Ms Williams began the Albany Radiation Machine Project last year in an attempt to raise $15 million for a facility in Albany.
She said it wasn’t good enough that sick people were forced to travel to Perth and Bunbury for radiotherapy and urged the broader community to donate to help fund the machine.
The project has raised approximately $25,000 so far through sausage sizzles, a radiothon and various other fundraising events.
Ms Williams said the task at hand now was to continue campaigning to guarantee the radiation machine is delivered to Albany.
“Truly, my heart is singing,” she said, upon learning the news.
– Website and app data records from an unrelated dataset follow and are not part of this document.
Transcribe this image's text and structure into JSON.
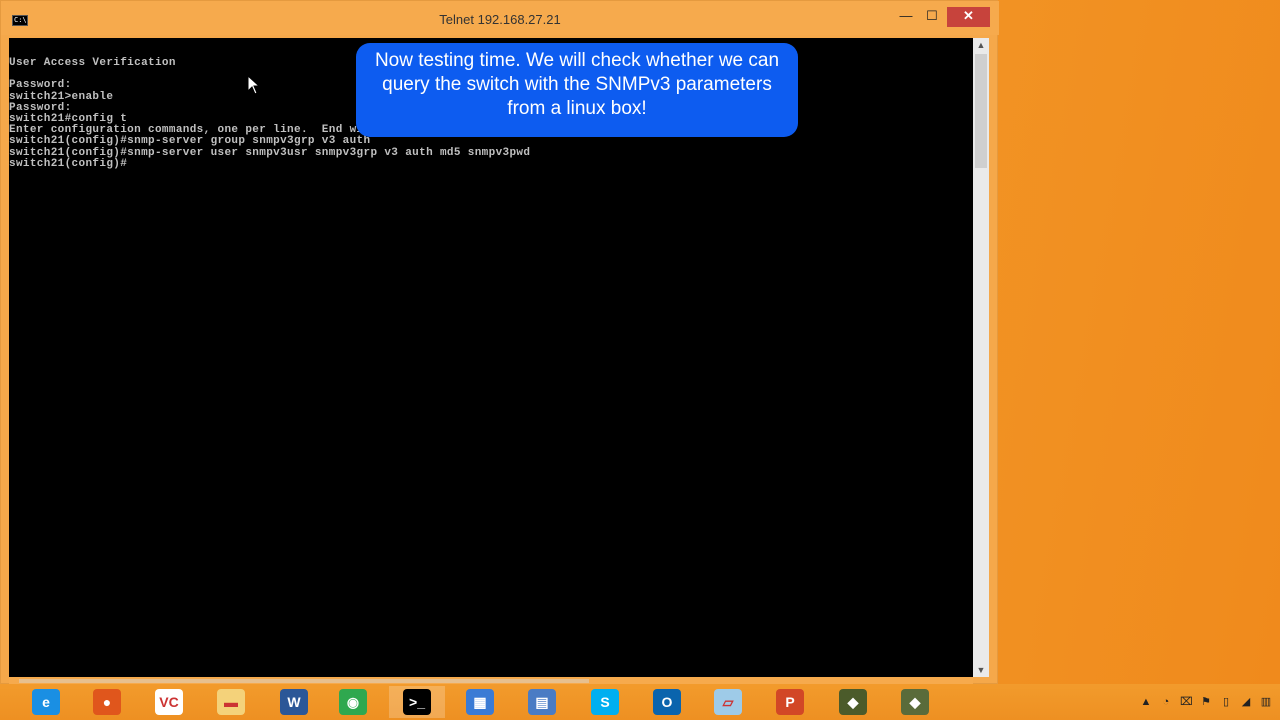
{
  "window": {
    "title": "Telnet 192.168.27.21",
    "sys_icon_text": "C:\\",
    "min_label": "—",
    "max_label": "☐",
    "close_label": "✕"
  },
  "console": {
    "text": "User Access Verification\n\nPassword:\nswitch21>enable\nPassword:\nswitch21#config t\nEnter configuration commands, one per line.  End with CNTL/Z.\nswitch21(config)#snmp-server group snmpv3grp v3 auth\nswitch21(config)#snmp-server user snmpv3usr snmpv3grp v3 auth md5 snmpv3pwd\nswitch21(config)#"
  },
  "callout": {
    "text": "Now testing time. We will check whether we can query the switch with the SNMPv3 parameters from a linux box!"
  },
  "taskbar": {
    "items": [
      {
        "name": "internet-explorer-icon",
        "glyph": "e",
        "color": "#1a8fe3"
      },
      {
        "name": "firefox-icon",
        "glyph": "●",
        "color": "#e0561c"
      },
      {
        "name": "vnc-viewer-icon",
        "glyph": "VC",
        "color": "#ffffff"
      },
      {
        "name": "file-explorer-icon",
        "glyph": "▬",
        "color": "#f4d27a"
      },
      {
        "name": "word-icon",
        "glyph": "W",
        "color": "#2b5797"
      },
      {
        "name": "chrome-icon",
        "glyph": "◉",
        "color": "#2fa84f"
      },
      {
        "name": "command-prompt-icon",
        "glyph": ">_",
        "color": "#000000"
      },
      {
        "name": "remote-desktop-icon",
        "glyph": "▦",
        "color": "#3a7bd5"
      },
      {
        "name": "network-tool-icon",
        "glyph": "▤",
        "color": "#4a7cc4"
      },
      {
        "name": "skype-icon",
        "glyph": "S",
        "color": "#00aff0"
      },
      {
        "name": "outlook-icon",
        "glyph": "O",
        "color": "#0a64ad"
      },
      {
        "name": "notepad-icon",
        "glyph": "▱",
        "color": "#9ecbe8"
      },
      {
        "name": "powerpoint-icon",
        "glyph": "P",
        "color": "#d24726"
      },
      {
        "name": "app-icon-green",
        "glyph": "◆",
        "color": "#4b5b2a"
      },
      {
        "name": "app-icon-red",
        "glyph": "◆",
        "color": "#5a6b3a"
      }
    ],
    "tray": [
      {
        "name": "show-hidden-icons-icon",
        "glyph": "▲"
      },
      {
        "name": "wifi-icon",
        "glyph": "◔"
      },
      {
        "name": "network-icon",
        "glyph": "⌧"
      },
      {
        "name": "action-center-flag-icon",
        "glyph": "⚑"
      },
      {
        "name": "power-icon",
        "glyph": "▯"
      },
      {
        "name": "volume-icon",
        "glyph": "◢"
      },
      {
        "name": "signal-icon",
        "glyph": "▥"
      }
    ]
  }
}
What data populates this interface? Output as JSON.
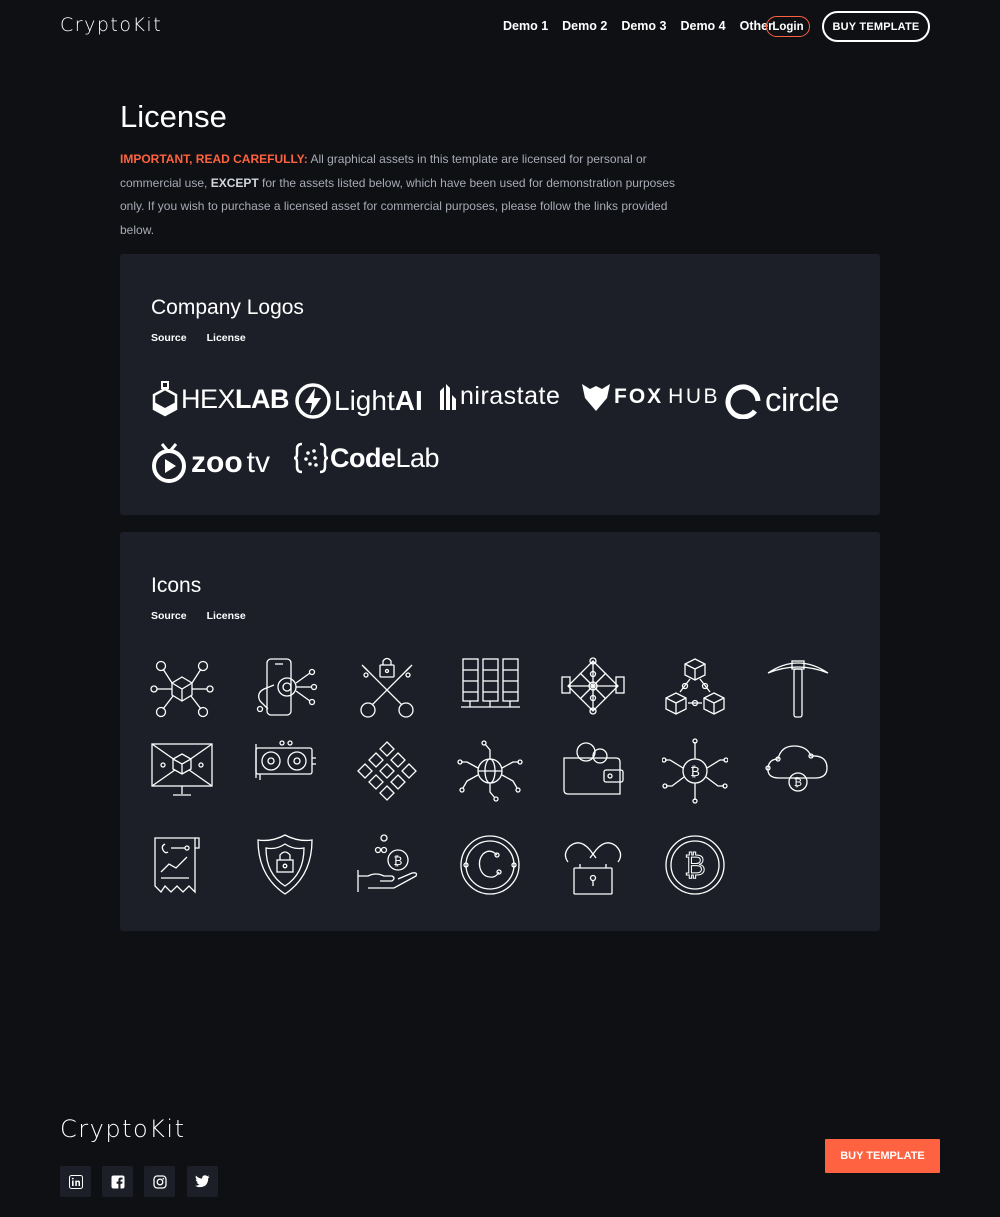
{
  "header": {
    "brand": "CryptoKit",
    "nav": [
      "Demo 1",
      "Demo 2",
      "Demo 3",
      "Demo 4",
      "Other"
    ],
    "login": "Login",
    "buy": "BUY TEMPLATE"
  },
  "license": {
    "title": "License",
    "important": "IMPORTANT, READ CAREFULLY:",
    "text_1": " All graphical assets in this template are licensed for personal or commercial use, ",
    "except": "EXCEPT",
    "text_2": " for the assets listed below, which have been used for demonstration purposes only. If you wish to purchase a licensed asset  for commercial purposes, please follow the  links provided below."
  },
  "logos_panel": {
    "title": "Company Logos",
    "source": "Source",
    "license": "License",
    "logos": {
      "hexlab_a": "HEX",
      "hexlab_b": "LAB",
      "lightai_a": "Light",
      "lightai_b": "AI",
      "nirastate": "nirastate",
      "foxhub_a": "FOX",
      "foxhub_b": "HUB",
      "circle": "circle",
      "zootv_a": "zoo",
      "zootv_b": "tv",
      "codelab_a": "Code",
      "codelab_b": "Lab"
    }
  },
  "icons_panel": {
    "title": "Icons",
    "source": "Source",
    "license": "License",
    "icons": [
      "blockchain-network-icon",
      "mobile-network-icon",
      "crossed-keys-icon",
      "server-racks-icon",
      "node-network-icon",
      "linked-blocks-icon",
      "pickaxe-icon",
      "monitor-blocks-icon",
      "graphics-card-icon",
      "diamond-grid-icon",
      "globe-circuit-icon",
      "crypto-wallet-icon",
      "bitcoin-circuit-icon",
      "bitcoin-cloud-icon",
      "receipt-chart-icon",
      "security-shield-icon",
      "bitcoin-hand-icon",
      "coin-circuit-icon",
      "padlock-chain-icon",
      "bitcoin-coin-icon"
    ]
  },
  "footer": {
    "brand": "CryptoKit",
    "social": [
      "linkedin-icon",
      "facebook-icon",
      "instagram-icon",
      "twitter-icon"
    ],
    "buy": "BUY TEMPLATE"
  },
  "colors": {
    "accent": "#ff6240",
    "background": "#0e1014",
    "panel": "#1c1f27",
    "text_muted": "#a7abb4"
  }
}
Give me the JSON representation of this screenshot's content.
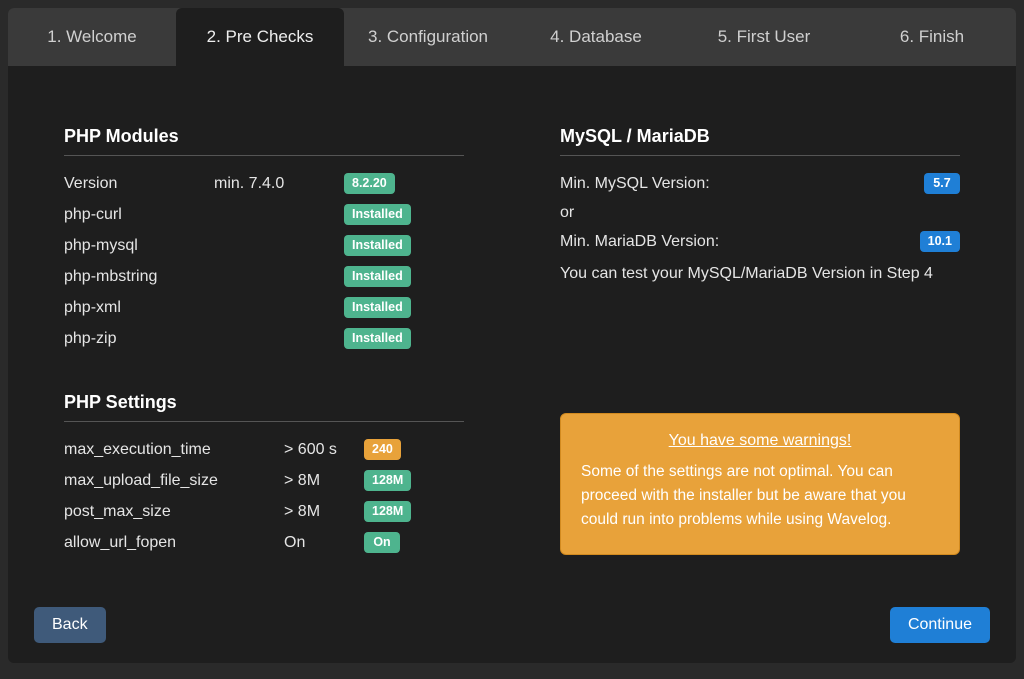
{
  "tabs": [
    {
      "label": "1. Welcome"
    },
    {
      "label": "2. Pre Checks"
    },
    {
      "label": "3. Configuration"
    },
    {
      "label": "4. Database"
    },
    {
      "label": "5. First User"
    },
    {
      "label": "6. Finish"
    }
  ],
  "activeTab": 1,
  "leftCol": {
    "phpModules": {
      "title": "PHP Modules",
      "rows": [
        {
          "name": "Version",
          "req": "min. 7.4.0",
          "badge": "8.2.20",
          "color": "green"
        },
        {
          "name": "php-curl",
          "req": "",
          "badge": "Installed",
          "color": "green"
        },
        {
          "name": "php-mysql",
          "req": "",
          "badge": "Installed",
          "color": "green"
        },
        {
          "name": "php-mbstring",
          "req": "",
          "badge": "Installed",
          "color": "green"
        },
        {
          "name": "php-xml",
          "req": "",
          "badge": "Installed",
          "color": "green"
        },
        {
          "name": "php-zip",
          "req": "",
          "badge": "Installed",
          "color": "green"
        }
      ]
    },
    "phpSettings": {
      "title": "PHP Settings",
      "rows": [
        {
          "name": "max_execution_time",
          "req": "> 600 s",
          "badge": "240",
          "color": "orange"
        },
        {
          "name": "max_upload_file_size",
          "req": "> 8M",
          "badge": "128M",
          "color": "green"
        },
        {
          "name": "post_max_size",
          "req": "> 8M",
          "badge": "128M",
          "color": "green"
        },
        {
          "name": "allow_url_fopen",
          "req": "On",
          "badge": "On",
          "color": "green"
        }
      ]
    }
  },
  "rightCol": {
    "db": {
      "title": "MySQL / MariaDB",
      "mysqlLabel": "Min. MySQL Version:",
      "mysqlBadge": "5.7",
      "orText": "or",
      "mariadbLabel": "Min. MariaDB Version:",
      "mariadbBadge": "10.1",
      "note": "You can test your MySQL/MariaDB Version in Step 4"
    },
    "alert": {
      "title": "You have some warnings!",
      "body": "Some of the settings are not optimal. You can proceed with the installer but be aware that you could run into problems while using Wavelog."
    }
  },
  "buttons": {
    "back": "Back",
    "continue": "Continue"
  },
  "colors": {
    "green": "#4eb48e",
    "orange": "#e8a23a",
    "blue": "#1f7fd6"
  }
}
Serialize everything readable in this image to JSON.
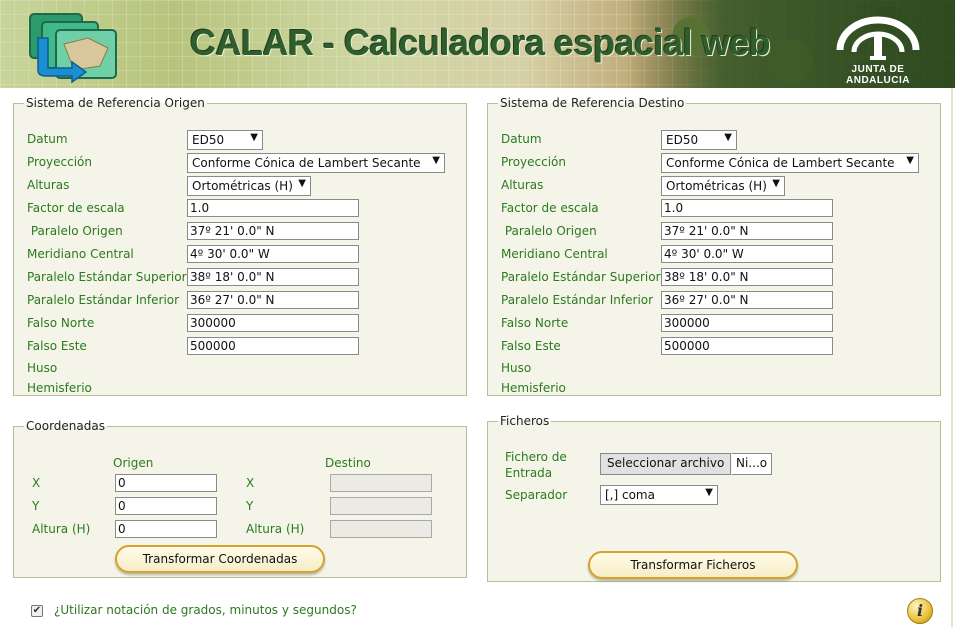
{
  "header": {
    "title": "CALAR - Calculadora espacial web",
    "logo_org": "JUNTA DE ANDALUCIA"
  },
  "origin": {
    "legend": "Sistema de Referencia Origen",
    "labels": {
      "datum": "Datum",
      "proyeccion": "Proyección",
      "alturas": "Alturas",
      "factor": "Factor de escala",
      "paralelo_origen": " Paralelo Origen",
      "meridiano": "Meridiano Central",
      "std_sup": "Paralelo Estándar Superior",
      "std_inf": "Paralelo Estándar Inferior",
      "falso_norte": "Falso Norte",
      "falso_este": "Falso Este",
      "huso": "Huso",
      "hemisferio": "Hemisferio"
    },
    "values": {
      "datum": "ED50",
      "proyeccion": "Conforme Cónica de Lambert Secante",
      "alturas": "Ortométricas (H)",
      "factor": "1.0",
      "paralelo_origen": "37º 21' 0.0\" N",
      "meridiano": "4º 30' 0.0\" W",
      "std_sup": "38º 18' 0.0\" N",
      "std_inf": "36º 27' 0.0\" N",
      "falso_norte": "300000",
      "falso_este": "500000"
    }
  },
  "destination": {
    "legend": "Sistema de Referencia Destino",
    "labels": {
      "datum": "Datum",
      "proyeccion": "Proyección",
      "alturas": "Alturas",
      "factor": "Factor de escala",
      "paralelo_origen": " Paralelo Origen",
      "meridiano": "Meridiano Central",
      "std_sup": "Paralelo Estándar Superior",
      "std_inf": "Paralelo Estándar Inferior",
      "falso_norte": "Falso Norte",
      "falso_este": "Falso Este",
      "huso": "Huso",
      "hemisferio": "Hemisferio"
    },
    "values": {
      "datum": "ED50",
      "proyeccion": "Conforme Cónica de Lambert Secante",
      "alturas": "Ortométricas (H)",
      "factor": "1.0",
      "paralelo_origen": "37º 21' 0.0\" N",
      "meridiano": "4º 30' 0.0\" W",
      "std_sup": "38º 18' 0.0\" N",
      "std_inf": "36º 27' 0.0\" N",
      "falso_norte": "300000",
      "falso_este": "500000"
    }
  },
  "coords": {
    "legend": "Coordenadas",
    "origen_header": "Origen",
    "destino_header": "Destino",
    "x_label": "X",
    "y_label": "Y",
    "h_label": "Altura (H)",
    "x_value": "0",
    "y_value": "0",
    "h_value": "0",
    "button": "Transformar Coordenadas"
  },
  "files": {
    "legend": "Ficheros",
    "entrada_label_1": "Fichero de",
    "entrada_label_2": "Entrada",
    "select_file_button": "Seleccionar archivo",
    "file_name": "Ni...o",
    "separador_label": "Separador",
    "separador_value": "[,] coma",
    "button": "Transformar Ficheros"
  },
  "footer": {
    "dms_label": "¿Utilizar notación de grados, minutos y segundos?",
    "dms_checked": true,
    "info_glyph": "i"
  },
  "icons": {
    "dropdown": "▼",
    "check": "✔"
  },
  "colors": {
    "label_green": "#2c7a1f",
    "panel_bg": "#f4f4e8",
    "button_border": "#d7a12a"
  }
}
“I started this off as a five-year project because no one believed me that we could do it in that time, but I knew we’d get it sooner!
“Now, we must plough on and keep the momentum up.”
Ms Williams said during her travels throughout the Great Southern to promote the Albany Radiation Machine Project, she learned of many people’s afflictions with cancer and the struggles they encountered when travelling to Perth for treatment.
Between gaining this knowledge and receiving various negative comments about the project, Ms Williams was more driven than ever to pursue her goal of getting a radiation machine for Albany.
“One person asked me, ‘when are we going to get it?’ and I said, ‘just hang in there, we will get it’,” she said.
“I can’t wait to tell those farmers and people I met in the regions that we’ve done it.”
Ms Williams is continuing her effort to raise additional funds by visiting previous businesses and sites that hosted the large signs she erected for the Albany Radiation Machine Project and asking them to put them back up.
A street stall in Denmark, a barn dance in Kojonup, a high tea and a few more sausage sizzles are also on her fundraising to-do list.
“I’ve put out about 2500 flyers around the region and we are currently organising a dinner dance,” Ms Williams said.
“We are hoping to hold it at Princess Royal Sailing Club in November, so everyone should keep an eye out for tickets for that one.”
According to Mr Wilson, the radiotherapy machine and facility should be in operation at Albany Health Campus by June 30, 2019.